• HOW TO COMPLETE THIS TASK: Whenever the word "name" shows up in a line of the data, copy that line.

• SOURCE INFORMATION:
● ● ●
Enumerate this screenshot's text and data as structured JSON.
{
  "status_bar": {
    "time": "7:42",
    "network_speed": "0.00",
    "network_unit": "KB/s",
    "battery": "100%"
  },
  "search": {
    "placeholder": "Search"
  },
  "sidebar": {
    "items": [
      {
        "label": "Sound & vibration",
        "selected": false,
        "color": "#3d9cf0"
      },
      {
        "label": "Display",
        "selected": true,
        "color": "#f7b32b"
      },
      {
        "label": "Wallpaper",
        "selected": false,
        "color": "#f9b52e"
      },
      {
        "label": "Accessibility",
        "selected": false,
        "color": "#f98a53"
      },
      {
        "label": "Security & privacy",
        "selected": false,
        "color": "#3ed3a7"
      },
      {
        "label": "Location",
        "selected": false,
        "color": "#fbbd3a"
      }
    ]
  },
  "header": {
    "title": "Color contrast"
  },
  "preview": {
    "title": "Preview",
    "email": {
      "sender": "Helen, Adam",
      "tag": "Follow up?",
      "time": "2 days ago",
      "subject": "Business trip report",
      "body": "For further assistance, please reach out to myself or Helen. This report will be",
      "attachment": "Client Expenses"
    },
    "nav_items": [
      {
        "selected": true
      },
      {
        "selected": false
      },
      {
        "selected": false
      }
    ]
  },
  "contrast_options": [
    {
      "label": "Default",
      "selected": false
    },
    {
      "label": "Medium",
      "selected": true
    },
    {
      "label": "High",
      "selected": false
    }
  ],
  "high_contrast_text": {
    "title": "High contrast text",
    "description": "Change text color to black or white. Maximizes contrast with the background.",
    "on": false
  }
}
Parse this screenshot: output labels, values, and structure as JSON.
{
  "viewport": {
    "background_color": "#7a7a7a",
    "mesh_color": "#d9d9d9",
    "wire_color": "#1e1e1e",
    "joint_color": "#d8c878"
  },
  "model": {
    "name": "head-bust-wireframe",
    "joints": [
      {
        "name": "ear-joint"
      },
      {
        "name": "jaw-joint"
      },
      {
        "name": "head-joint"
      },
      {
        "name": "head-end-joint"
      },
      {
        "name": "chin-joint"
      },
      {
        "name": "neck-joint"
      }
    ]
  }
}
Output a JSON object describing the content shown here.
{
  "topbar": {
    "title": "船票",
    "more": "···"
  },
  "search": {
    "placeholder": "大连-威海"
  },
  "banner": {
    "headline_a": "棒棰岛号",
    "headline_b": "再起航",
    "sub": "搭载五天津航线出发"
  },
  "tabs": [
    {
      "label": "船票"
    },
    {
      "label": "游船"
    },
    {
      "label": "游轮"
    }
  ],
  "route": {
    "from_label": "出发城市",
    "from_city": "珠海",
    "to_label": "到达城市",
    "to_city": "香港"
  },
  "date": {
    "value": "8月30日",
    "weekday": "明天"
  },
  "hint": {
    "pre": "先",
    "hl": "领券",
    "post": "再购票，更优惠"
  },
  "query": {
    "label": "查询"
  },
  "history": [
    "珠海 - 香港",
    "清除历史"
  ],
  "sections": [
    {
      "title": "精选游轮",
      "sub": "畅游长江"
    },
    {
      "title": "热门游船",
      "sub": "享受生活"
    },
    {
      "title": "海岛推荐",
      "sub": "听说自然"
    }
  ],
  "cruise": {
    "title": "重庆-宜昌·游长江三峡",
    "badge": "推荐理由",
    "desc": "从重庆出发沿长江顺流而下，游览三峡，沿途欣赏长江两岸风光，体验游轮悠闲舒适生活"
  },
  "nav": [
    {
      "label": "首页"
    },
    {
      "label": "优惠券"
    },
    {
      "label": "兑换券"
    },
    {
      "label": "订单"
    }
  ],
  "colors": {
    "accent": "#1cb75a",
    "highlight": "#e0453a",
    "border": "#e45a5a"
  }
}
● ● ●
• EXERCISE ANSWER:
    "name": "head-bust-wireframe",
        "name": "ear-joint"
        "name": "jaw-joint"
        "name": "head-joint"
        "name": "head-end-joint"
        "name": "chin-joint"
        "name": "neck-joint"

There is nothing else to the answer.